Q. What is influenza (the flu)?
Influenza, commonly called "the flu," is caused by the influenza virus, which infects the respiratory tract (nose, throat, lungs). The flu usually spreads from person to person when an infected person coughs, sneezes, or talks and the virus is sent into the air. Unlike many other viral respiratory infections, such as the common cold, the flu causes severe illness and life-threatening complications in many people.
Q. What are the symptoms of the flu?
Influenza is a respiratory illness. Symptoms of flu include fever, headache, extreme tiredness, dry cough, sore throat, runny or stuffy nose, and muscle aches. Children can have additional gastro-intestinal symptoms, such as nausea, vomiting, and diarrhea, but these symptoms are uncommon in adults. Although the term "stomach flu" is sometimes used to describe vomiting, nausea, or diarrhea, these illnesses are caused by certain other viruses, bacteria, or possibly parasites, and are rarely related to influenza.

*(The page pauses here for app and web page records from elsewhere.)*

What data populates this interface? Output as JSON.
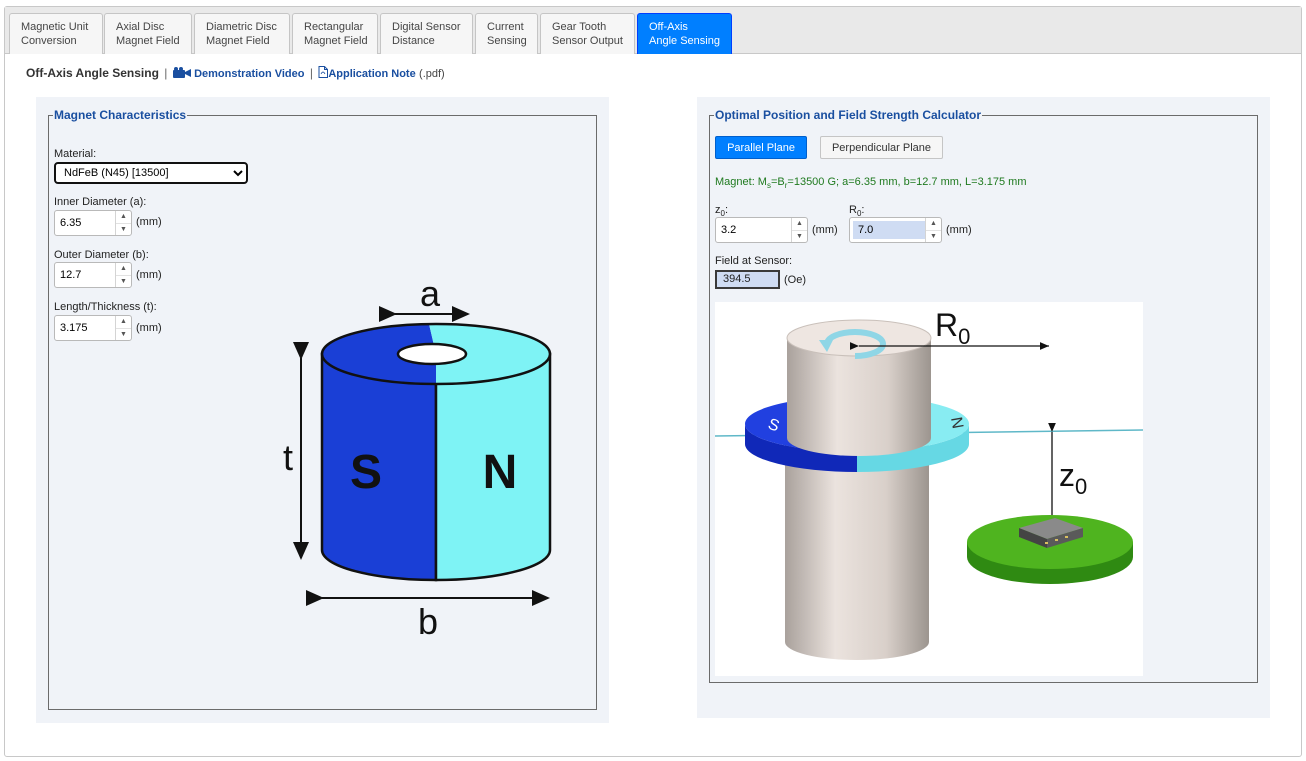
{
  "tabs": [
    {
      "line1": "Magnetic Unit",
      "line2": "Conversion"
    },
    {
      "line1": "Axial Disc",
      "line2": "Magnet Field"
    },
    {
      "line1": "Diametric Disc",
      "line2": "Magnet Field"
    },
    {
      "line1": "Rectangular",
      "line2": "Magnet Field"
    },
    {
      "line1": "Digital Sensor",
      "line2": "Distance"
    },
    {
      "line1": "Current",
      "line2": "Sensing"
    },
    {
      "line1": "Gear Tooth",
      "line2": "Sensor Output"
    },
    {
      "line1": "Off-Axis",
      "line2": "Angle Sensing"
    }
  ],
  "header": {
    "title": "Off-Axis Angle Sensing",
    "sep": "|",
    "video_link": "Demonstration Video",
    "note_link": "Application Note",
    "note_suffix": "(.pdf)"
  },
  "magnet": {
    "legend": "Magnet Characteristics",
    "material_label": "Material:",
    "material_value": "NdFeB (N45) [13500]",
    "inner_label": "Inner Diameter (a):",
    "inner_value": "6.35",
    "outer_label": "Outer Diameter (b):",
    "outer_value": "12.7",
    "length_label": "Length/Thickness (t):",
    "length_value": "3.175",
    "unit": "(mm)",
    "diagram": {
      "a": "a",
      "b": "b",
      "t": "t",
      "s": "S",
      "n": "N"
    }
  },
  "calc": {
    "legend": "Optimal Position and Field Strength Calculator",
    "parallel_btn": "Parallel Plane",
    "perp_btn": "Perpendicular Plane",
    "info": {
      "prefix": "Magnet: M",
      "sub_s": "s",
      "eq": "=B",
      "sub_r": "r",
      "rest": "=13500 G; a=6.35 mm, b=12.7 mm, L=3.175 mm"
    },
    "z0_label": "z",
    "z0_sub": "0",
    "z0_value": "3.2",
    "r0_label": "R",
    "r0_sub": "0",
    "r0_value": "7.0",
    "unit_mm": "(mm)",
    "field_label": "Field at Sensor:",
    "field_value": "394.5",
    "unit_oe": "(Oe)",
    "diagram": {
      "r0": "R",
      "r0_sub": "0",
      "z0": "z",
      "z0_sub": "0",
      "s": "S",
      "n": "N"
    }
  },
  "colors": {
    "accent": "#007fff",
    "legend": "#1a4fa0",
    "info": "#1f7a1f",
    "south": "#1a3fd6",
    "north": "#7ef3f5"
  }
}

Q. Does the flu have complications?
Yes. Some of the complications caused by flu include bacterial pneumonia, dehydration, and worsening of chronic medical conditions, such as congestive heart failure, asthma, or diabetes. Children may get sinus problems and ear infections as complications from the flu. Those aged 65 years and older and persons of any age with chronic medical conditions are at highest risk for serious complications of flu.
Q. How do I find out if I have the flu?
It is very difficult to distinguish the flu from other viral or bacterial causes of respiratory illnesses on the basis of symptoms alone. A test can confirm that an illness is influenza if the patient is tested within the first two to three days after symptoms begin. In addition, a doctor's examination may be needed to determine whether a person has another infection that is a complication of influenza.
Q. How soon will I get sick if I am exposed to the flu?